Dr. Victor died last September. An administrative supplement awarded to the UCLA CTSI and led by Dr. Victor’s former colleagues at Cedars and UCLA will implement the barbershop intervention in Nashville, in partnership with the Vanderbilt CTSA.
"Not only do we miss Ron's smile and smarts, but science is all the much poorer for his loss," said Dr. Eduardo Marbán, director of Cedars' Smidt Heart Institute, where Dr. Victor had been associate director. "Our institution will forever attempt to carry on his scientific ingenuity, passion for serving his community and commitment to advancing the field of clinical research."
The Clinical Research Forum Board of Directors selected winners based on the degree of innovation and novelty involved in the advancement of science; contribution to the understanding of human disease and/or physiology; and potential impact upon the diagnosis, prevention and/or treatment of disease. All nominated studies were published in peer-reviewed journals between November 2017 and December 2018.
The award-winning studies exemplify major advances resulting from the nation’s investment in research to benefit the health and welfare of its citizens, and reflect the influential work being conducted by investigators at research institutions and hospitals across the United States, as well as at partner institutions from around the world.
“We were gratified to see among all of the nominations that the level of scientific rigor, quality, and innovation was truly outstanding,” said Harry P. Selker, MD, MSPH, chair of the CR Forum Board of Directors. “It was a very difficult decision-making process, but as a result, we can say with confidence that these ten studies are truly remarkable.”

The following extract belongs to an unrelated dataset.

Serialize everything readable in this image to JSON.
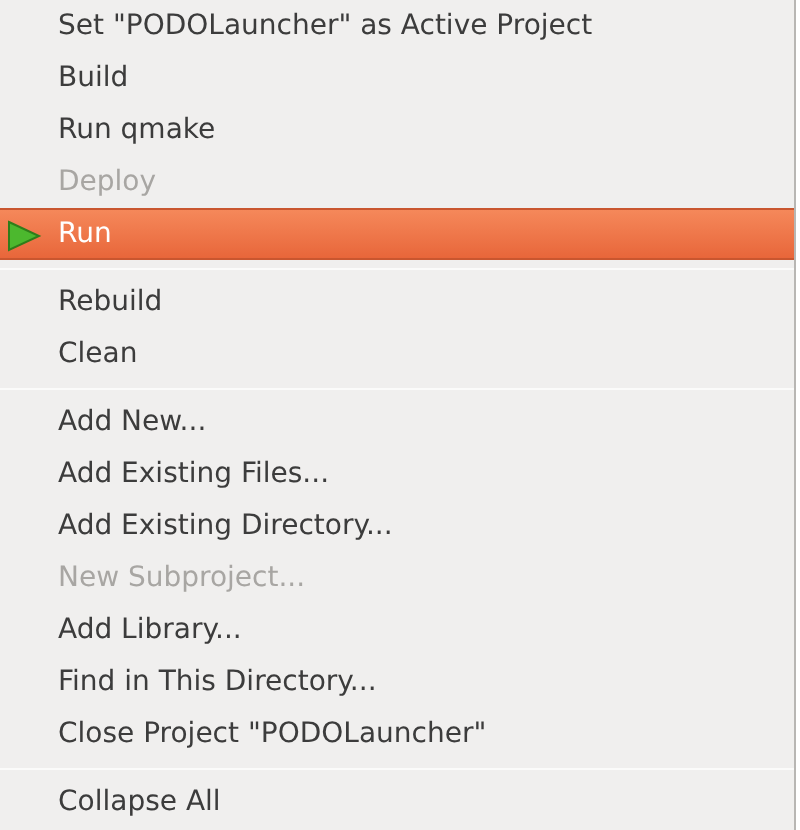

The 10 research studies were recognized and celebrated at a gala dinner and reception at the National Press Club on March 5.